acus macrotis), black-tailed deer (Cariacus columbianus), prong-horned antelope (Antilocarpa americana), Montana goat (Ovis montana) and the mountain goat (Hoploceras montana). Bears in general are greatly on the decrease, and especially the black bear (Ursus americanus) and the California grizzly bear (Ursus horribilis horriæus). The carnivores are represented by the puma or mountain lion (Felis concolor), jaguar (Felis onca), red lynx (Lynx rufus), otter (Lutra canadensis). The rodents, or gnawing animals, on the whole seem to be on the increase, but the most valuable member of the order to man, the beaver, (Castor canadensis) is fast nearing extinction.
Concerning the bears Morse's "Universal Geography" for 1812, states that eight hundred thousand hides were shipped out of the United States every year. If there is such a thing as a bear industry in this country now it is of exceedingly small importance. In 1784, from one city alone, Charleston, S. C, six hundred thousand deer hides were shipped; in 1812 the price paid for a buck was forty cents; in 1878 venison cost three and one fourth cents per pound; in 1908 it took forty cents to buy a pound of venison, just exactly what a whole buck cost in 1812. Evidently there are not as many deer as there used to be. It is natural, of course, that the wild animals of a country should decrease as the population increases, since an increase in population means that new land must be cleared, and the wild animals living in the region of increase, killed off. In many countries, where the population per square mile is so much greater than it is here, there would be some excuse; but not in America where miles of prairie and mountain are uninhabited. There is not a single region in this country where the majority of species of mammals is not on the decrease.
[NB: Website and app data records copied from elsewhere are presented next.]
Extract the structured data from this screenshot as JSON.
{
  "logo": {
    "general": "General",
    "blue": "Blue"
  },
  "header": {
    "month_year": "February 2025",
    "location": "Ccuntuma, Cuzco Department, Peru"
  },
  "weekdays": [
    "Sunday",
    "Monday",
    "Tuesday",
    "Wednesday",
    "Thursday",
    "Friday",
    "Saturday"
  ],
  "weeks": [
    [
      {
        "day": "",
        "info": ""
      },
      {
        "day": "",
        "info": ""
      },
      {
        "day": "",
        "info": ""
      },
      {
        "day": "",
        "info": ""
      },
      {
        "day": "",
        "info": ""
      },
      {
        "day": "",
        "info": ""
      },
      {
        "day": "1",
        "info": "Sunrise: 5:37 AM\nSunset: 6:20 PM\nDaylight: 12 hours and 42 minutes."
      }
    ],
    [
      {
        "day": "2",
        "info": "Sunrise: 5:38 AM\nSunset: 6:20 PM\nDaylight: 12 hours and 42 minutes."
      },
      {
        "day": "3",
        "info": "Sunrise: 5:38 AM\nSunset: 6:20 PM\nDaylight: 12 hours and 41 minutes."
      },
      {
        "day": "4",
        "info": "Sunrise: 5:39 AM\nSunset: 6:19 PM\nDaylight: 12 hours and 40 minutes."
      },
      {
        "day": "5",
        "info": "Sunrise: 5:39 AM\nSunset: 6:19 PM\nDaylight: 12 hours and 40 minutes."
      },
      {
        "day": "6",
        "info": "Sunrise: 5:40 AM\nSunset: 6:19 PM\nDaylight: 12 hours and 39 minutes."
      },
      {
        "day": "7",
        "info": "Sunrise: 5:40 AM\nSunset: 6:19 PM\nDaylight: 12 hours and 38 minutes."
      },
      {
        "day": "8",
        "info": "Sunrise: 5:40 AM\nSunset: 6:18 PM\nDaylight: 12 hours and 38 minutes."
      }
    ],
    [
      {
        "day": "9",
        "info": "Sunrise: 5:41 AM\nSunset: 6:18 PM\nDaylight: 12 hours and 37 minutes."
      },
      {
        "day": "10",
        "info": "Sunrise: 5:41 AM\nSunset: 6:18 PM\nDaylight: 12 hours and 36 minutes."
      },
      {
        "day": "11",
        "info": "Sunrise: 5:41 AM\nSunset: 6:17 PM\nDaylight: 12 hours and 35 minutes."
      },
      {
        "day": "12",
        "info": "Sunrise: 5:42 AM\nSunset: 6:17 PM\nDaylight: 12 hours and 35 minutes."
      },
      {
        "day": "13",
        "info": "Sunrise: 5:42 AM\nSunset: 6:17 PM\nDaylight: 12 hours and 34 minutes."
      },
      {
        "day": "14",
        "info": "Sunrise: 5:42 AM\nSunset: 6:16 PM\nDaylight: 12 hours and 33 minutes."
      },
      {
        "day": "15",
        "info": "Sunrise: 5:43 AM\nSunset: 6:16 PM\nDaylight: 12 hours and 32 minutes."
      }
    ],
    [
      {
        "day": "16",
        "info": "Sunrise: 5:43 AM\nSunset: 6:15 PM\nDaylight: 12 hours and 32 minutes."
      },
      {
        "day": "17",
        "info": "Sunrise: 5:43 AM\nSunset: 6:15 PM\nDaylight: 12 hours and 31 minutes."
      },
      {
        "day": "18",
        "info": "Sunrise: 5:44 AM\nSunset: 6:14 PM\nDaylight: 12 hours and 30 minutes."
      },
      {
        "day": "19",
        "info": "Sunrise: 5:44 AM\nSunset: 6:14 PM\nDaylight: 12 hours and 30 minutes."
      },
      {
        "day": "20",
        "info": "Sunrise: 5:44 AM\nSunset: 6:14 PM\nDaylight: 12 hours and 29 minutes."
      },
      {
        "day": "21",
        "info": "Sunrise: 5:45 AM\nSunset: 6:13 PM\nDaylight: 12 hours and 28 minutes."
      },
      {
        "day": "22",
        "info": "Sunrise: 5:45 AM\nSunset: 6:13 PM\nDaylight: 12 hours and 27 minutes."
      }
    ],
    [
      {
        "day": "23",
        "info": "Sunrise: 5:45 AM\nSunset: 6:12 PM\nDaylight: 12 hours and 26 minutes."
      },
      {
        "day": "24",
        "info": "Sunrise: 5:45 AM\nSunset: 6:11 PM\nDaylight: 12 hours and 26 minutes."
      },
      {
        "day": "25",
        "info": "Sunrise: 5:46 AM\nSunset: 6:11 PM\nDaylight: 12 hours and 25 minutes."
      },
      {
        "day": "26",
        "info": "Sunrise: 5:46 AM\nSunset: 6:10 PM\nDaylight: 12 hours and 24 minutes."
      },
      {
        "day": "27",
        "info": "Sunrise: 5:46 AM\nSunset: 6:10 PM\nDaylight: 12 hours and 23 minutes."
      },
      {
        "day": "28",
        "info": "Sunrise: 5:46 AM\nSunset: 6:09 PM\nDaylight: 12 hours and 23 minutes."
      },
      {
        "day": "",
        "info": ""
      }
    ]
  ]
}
Bird life, on the whole, has decreased a great deal more than animal life; there are a few regions, though, where birds are increasing in numbers. According to reports received from thirty-six states and territories, Dr. Hornaday is of the opinion that in the last fifteen or twenty years the bird life in the United States has been decreased by 46 per cent. The greatest amount of damage seems to have been done in Florida, where the decrease is 77 per cent. In Indian Territory, the region constituting the eastern portion of what is now the state of Oklahoma, the loss is 75 per cent. From Connecticut a loss of 75 per cent, is also reported. The states having the smallest losses are: Nebraska 10 per cent., Michigan 23 per cent., Colorado 28 per cent, and Massachusetts 27 per cent. In three states, North Carolina, California and Oregon, the balance of bird life has been maintained; that is, the losses in one form of bird life have been made up by increases in other forms. In North Carolina, along the coast region, bird life has suffered great losses, but in the thickly wooded mountainous regions of the western part of the state the birds have greatly increased in